Aim of the exercise =>
Go through the lines below and copy any that hold the string "tear".

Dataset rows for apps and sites
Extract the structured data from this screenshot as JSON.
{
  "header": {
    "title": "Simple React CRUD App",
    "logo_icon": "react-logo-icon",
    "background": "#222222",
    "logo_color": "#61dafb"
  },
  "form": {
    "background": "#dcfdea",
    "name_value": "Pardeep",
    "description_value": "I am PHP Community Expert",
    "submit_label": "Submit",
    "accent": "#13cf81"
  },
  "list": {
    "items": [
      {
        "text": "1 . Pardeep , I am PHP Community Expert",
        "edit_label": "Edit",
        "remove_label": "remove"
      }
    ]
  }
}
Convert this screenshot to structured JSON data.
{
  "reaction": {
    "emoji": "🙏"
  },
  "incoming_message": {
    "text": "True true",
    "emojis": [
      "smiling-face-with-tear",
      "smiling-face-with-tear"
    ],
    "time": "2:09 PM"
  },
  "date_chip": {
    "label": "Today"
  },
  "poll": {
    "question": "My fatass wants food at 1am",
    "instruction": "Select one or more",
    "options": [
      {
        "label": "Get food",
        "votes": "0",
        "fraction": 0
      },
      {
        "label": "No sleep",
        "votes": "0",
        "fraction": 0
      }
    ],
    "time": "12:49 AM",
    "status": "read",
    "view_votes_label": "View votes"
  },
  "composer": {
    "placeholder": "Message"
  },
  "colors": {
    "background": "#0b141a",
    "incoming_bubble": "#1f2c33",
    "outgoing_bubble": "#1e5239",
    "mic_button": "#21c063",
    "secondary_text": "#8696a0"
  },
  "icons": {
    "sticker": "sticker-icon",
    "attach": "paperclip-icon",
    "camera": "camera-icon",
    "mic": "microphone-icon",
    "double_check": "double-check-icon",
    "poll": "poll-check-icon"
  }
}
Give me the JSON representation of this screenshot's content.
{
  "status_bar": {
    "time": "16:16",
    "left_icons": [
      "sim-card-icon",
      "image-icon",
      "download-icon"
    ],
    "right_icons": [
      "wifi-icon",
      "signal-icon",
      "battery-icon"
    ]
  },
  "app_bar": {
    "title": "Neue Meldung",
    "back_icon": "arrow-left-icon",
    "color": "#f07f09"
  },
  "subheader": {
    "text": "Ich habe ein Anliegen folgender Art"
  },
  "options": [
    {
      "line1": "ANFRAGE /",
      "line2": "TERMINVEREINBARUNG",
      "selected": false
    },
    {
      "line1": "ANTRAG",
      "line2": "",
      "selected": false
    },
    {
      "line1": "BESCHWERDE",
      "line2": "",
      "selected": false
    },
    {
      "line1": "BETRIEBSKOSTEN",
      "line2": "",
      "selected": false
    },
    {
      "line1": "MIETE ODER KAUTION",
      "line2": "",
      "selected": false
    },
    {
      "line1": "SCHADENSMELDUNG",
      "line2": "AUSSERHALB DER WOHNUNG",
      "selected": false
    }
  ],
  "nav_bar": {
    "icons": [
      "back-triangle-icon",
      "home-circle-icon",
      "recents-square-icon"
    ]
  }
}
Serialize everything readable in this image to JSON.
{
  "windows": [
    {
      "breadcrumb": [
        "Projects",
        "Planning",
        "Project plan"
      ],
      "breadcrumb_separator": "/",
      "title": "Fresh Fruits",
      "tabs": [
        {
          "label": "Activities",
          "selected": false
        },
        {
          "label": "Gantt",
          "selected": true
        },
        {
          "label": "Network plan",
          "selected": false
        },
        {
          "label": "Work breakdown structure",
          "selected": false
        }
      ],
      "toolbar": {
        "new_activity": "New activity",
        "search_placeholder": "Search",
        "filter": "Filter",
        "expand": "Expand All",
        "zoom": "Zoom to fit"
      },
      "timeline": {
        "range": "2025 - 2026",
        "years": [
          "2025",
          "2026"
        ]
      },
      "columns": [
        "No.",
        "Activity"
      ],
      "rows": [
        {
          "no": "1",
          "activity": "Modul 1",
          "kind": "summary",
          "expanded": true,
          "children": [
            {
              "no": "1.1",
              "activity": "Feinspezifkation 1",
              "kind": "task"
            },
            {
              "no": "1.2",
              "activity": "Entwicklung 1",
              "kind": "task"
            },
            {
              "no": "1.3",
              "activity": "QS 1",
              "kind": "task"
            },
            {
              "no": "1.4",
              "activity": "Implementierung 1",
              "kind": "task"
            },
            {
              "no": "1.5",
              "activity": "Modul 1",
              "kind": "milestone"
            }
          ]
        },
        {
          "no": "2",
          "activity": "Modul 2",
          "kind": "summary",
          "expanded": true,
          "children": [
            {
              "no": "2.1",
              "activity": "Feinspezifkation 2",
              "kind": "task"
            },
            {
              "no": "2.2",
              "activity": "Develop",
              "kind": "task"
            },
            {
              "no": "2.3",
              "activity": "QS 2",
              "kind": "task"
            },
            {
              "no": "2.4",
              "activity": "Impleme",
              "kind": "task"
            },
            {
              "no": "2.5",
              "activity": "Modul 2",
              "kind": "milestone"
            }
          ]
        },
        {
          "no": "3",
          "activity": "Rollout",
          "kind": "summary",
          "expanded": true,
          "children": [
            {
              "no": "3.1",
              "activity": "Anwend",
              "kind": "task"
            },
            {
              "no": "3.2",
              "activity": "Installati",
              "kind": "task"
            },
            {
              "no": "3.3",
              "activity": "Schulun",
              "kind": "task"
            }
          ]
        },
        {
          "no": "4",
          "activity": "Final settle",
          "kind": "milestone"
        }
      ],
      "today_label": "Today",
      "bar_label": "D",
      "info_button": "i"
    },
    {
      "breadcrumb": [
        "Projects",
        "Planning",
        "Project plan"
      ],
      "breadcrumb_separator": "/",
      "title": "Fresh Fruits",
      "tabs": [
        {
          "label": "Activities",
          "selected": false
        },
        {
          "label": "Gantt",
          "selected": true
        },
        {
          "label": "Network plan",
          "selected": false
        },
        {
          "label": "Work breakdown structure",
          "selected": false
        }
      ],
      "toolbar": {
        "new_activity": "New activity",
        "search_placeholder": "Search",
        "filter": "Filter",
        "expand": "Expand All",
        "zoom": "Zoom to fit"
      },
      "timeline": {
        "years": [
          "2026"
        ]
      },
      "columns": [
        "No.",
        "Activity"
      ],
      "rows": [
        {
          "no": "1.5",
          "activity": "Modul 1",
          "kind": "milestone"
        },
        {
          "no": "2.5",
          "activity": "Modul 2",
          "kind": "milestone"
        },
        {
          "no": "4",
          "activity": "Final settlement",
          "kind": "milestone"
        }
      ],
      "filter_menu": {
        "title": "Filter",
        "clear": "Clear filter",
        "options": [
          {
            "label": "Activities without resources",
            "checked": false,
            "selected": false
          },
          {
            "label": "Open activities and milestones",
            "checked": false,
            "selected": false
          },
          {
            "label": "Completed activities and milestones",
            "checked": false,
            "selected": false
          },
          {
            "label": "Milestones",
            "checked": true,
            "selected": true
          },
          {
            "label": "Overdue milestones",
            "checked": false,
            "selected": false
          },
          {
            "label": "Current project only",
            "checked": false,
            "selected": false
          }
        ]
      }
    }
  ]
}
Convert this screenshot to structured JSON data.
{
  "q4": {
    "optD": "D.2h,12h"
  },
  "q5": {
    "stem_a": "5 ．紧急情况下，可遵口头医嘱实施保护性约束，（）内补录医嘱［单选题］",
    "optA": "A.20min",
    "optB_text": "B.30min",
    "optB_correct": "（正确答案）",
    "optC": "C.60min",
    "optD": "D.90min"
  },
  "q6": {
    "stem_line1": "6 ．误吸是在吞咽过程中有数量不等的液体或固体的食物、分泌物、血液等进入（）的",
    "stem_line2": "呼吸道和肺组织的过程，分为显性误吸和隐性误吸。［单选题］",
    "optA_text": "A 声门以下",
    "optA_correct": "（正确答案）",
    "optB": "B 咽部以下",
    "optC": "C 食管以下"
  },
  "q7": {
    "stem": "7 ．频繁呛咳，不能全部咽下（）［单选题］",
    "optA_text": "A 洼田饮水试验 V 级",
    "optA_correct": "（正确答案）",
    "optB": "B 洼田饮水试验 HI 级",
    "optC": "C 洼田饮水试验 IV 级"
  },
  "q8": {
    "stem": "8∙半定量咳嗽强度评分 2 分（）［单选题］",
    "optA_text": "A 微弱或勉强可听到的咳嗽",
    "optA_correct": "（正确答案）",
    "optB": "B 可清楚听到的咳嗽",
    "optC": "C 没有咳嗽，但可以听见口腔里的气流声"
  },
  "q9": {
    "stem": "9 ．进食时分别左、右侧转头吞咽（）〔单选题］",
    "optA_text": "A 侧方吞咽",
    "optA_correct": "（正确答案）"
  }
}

Solved problem =>
      "smiling-face-with-tear",
      "smiling-face-with-tear"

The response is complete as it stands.